No, it's not about tomatoes! 馃崊

The Pomodoro Technique is a popular time management method that can help increase productivity and focus. It was developed by Francesco Cirillo in the late 1980s, and its popularity has continued to grow ever since. 

The technique is based on the idea that frequent breaks can help to improve focus and productivity, and it involves breaking work into short, focused intervals called 'pomodoros'.

Eight squares all coloured in to different levels highlighting splitting your focus and multitasking does not work

Image credit: Janis Ozolins 

What does it involve?

  1. Choose a task to work on.
  2. Set a timer for 25 minutes (the length of one pomodoro).
  3. Work on the task until the timer goes off.
  4. Take a short break (usually 5 minutes).
  5. Repeat steps 2-4 four times.
  6. After the fourth pomodoro, take a longer break (usually 15-30 minutes).

The idea behind the technique is that by working in short, focused bursts, you'll be less likely to get bogged down or distracted by other tasks.

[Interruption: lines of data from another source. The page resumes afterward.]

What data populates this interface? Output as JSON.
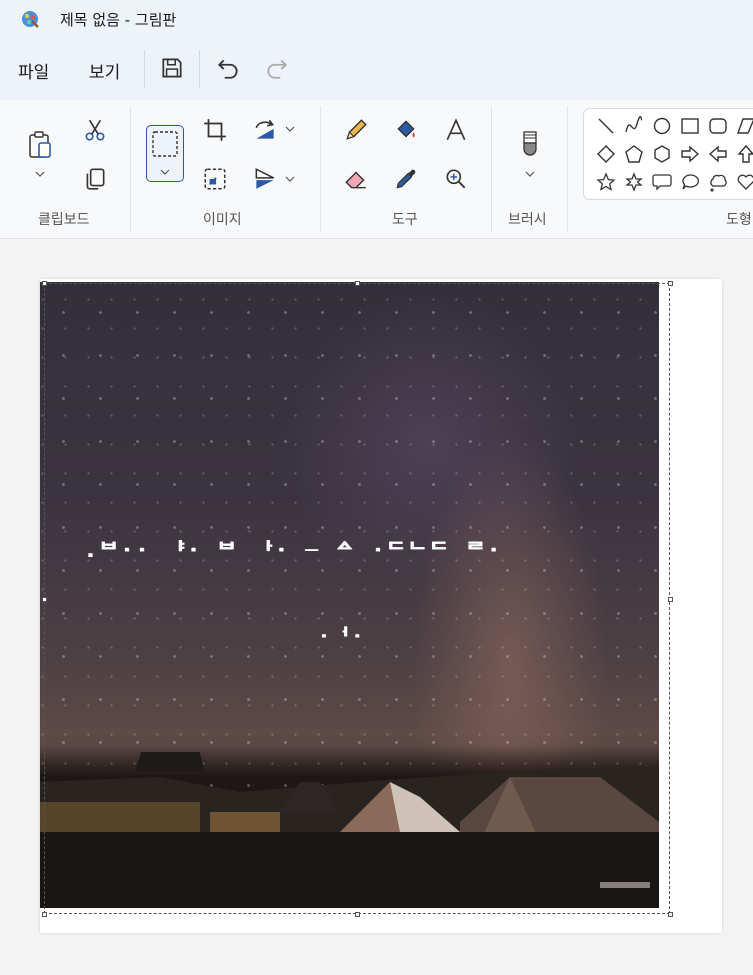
{
  "window": {
    "title": "제목 없음 - 그림판"
  },
  "menu": {
    "file": "파일",
    "view": "보기"
  },
  "ribbon": {
    "groups": {
      "clipboard": "클립보드",
      "image": "이미지",
      "tools": "도구",
      "brushes": "브러시",
      "shapes": "도형"
    }
  },
  "canvas": {
    "overlay_line1": ".ᄇ·· ᅣ· ᄇ ᅡ· ─  ᅀ  ·ᄃᄂᄃ ᄅ·",
    "overlay_line2": "·ᅥ·"
  },
  "colors": {
    "accent": "#2d5aa6",
    "titlebar_bg": "#eef2f9",
    "ribbon_bg": "#f8f9fb",
    "canvas_bg": "#ffffff",
    "workspace_bg": "#f3f3f3"
  },
  "icons": [
    "paint-app-icon",
    "save-icon",
    "undo-icon",
    "redo-icon",
    "paste-icon",
    "cut-icon",
    "copy-icon",
    "select-icon",
    "crop-icon",
    "rotate-icon",
    "resize-icon",
    "flip-icon",
    "pencil-icon",
    "fill-icon",
    "text-icon",
    "eraser-icon",
    "color-picker-icon",
    "magnifier-icon",
    "brush-icon"
  ]
}
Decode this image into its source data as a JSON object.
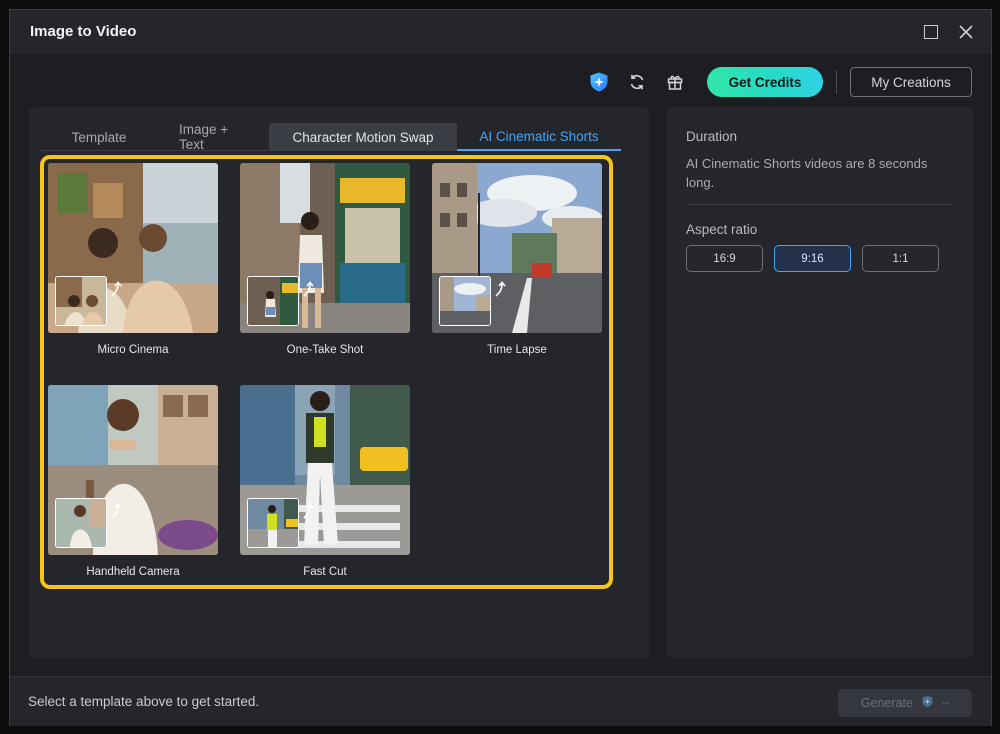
{
  "window": {
    "title": "Image to Video",
    "maximize_icon": "maximize-icon",
    "close_icon": "close-icon"
  },
  "toolbar": {
    "icons": [
      "ai-credits-icon",
      "refresh-icon",
      "gift-icon"
    ],
    "get_credits_label": "Get Credits",
    "my_creations_label": "My Creations"
  },
  "tabs": [
    {
      "label": "Template",
      "state": "normal"
    },
    {
      "label": "Image + Text",
      "state": "normal"
    },
    {
      "label": "Character Motion Swap",
      "state": "hover"
    },
    {
      "label": "AI Cinematic Shorts",
      "state": "active"
    }
  ],
  "templates": [
    {
      "label": "Micro Cinema"
    },
    {
      "label": "One-Take Shot"
    },
    {
      "label": "Time Lapse"
    },
    {
      "label": "Handheld Camera"
    },
    {
      "label": "Fast Cut"
    }
  ],
  "settings": {
    "duration_heading": "Duration",
    "duration_text": "AI Cinematic Shorts videos are 8 seconds long.",
    "aspect_heading": "Aspect ratio",
    "aspect_options": [
      "16:9",
      "9:16",
      "1:1"
    ],
    "aspect_selected": "9:16"
  },
  "footer": {
    "hint": "Select a template above to get started.",
    "generate_label": "Generate",
    "generate_cost": "--"
  },
  "colors": {
    "accent_blue": "#3ea6ff",
    "credits_gradient_start": "#2fe6a8",
    "credits_gradient_end": "#2fd3e6",
    "highlight_frame": "#f5c518"
  }
}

And by taking frequent breaks, you'll be giving your brain the rest it needs to maintain focus and avoid burnout.

Reasons to try it

The Pomodoro Technique is best used for tasks that can be broken down into smaller, focused chunks. It's particularly useful for tasks that are prone to distraction, such as writing, coding, or research. It's also a good method for people who struggle with procrastination and need a sense of structure to their workday.

Other reasons why some swear by the Pomodoro Technique:

  • Many find that by breaking down large, complex tasks into manageable chunks, it makes them less daunting, and therefore more doable
  • Having the timer provides a sense of urgency which helps to reduce procrastination
  • It allows you to track your progress, as you can measure how many pomodoros you've completed in a day or week
  • It encourages a more active form of resting as you can use the breaks to do physical activities, stretching or even doing other small tasks

Why it may not work for you

But alas, the Pomodoro Technique may not work for you if you find it difficult to stick to a strict 25-minute time limit, especially if you're working on a complex task. 

It may also not be a fit for you if: 

  • you find it difficult to get back into a task after a break 
  • you find the timer, and the set time frame of 25 minutes restrictive to getting into a flow state 
  • you do a lot of tasks which require deep thinking or complex problem solving

One solution for everyone? 

It's important to note that the Pomodoro Technique may not be the best fit for everyone and that's okay, there are many other productivity methods to explore. 

A good idea is to be open minded in terms of elements of different productivity methods, and mix and match, or create your own method that works for you. 

But if you're looking for a simple and easy-to-use method for managing your time and boosting your productivity, the Pomodoro Technique is worth trying out. 

You can test if the Pomodoro Technique is a fit for you with Llama Life, where the default time duration for tasks is 25 minutes! 

Llama Life task list using the Pomodoro Technique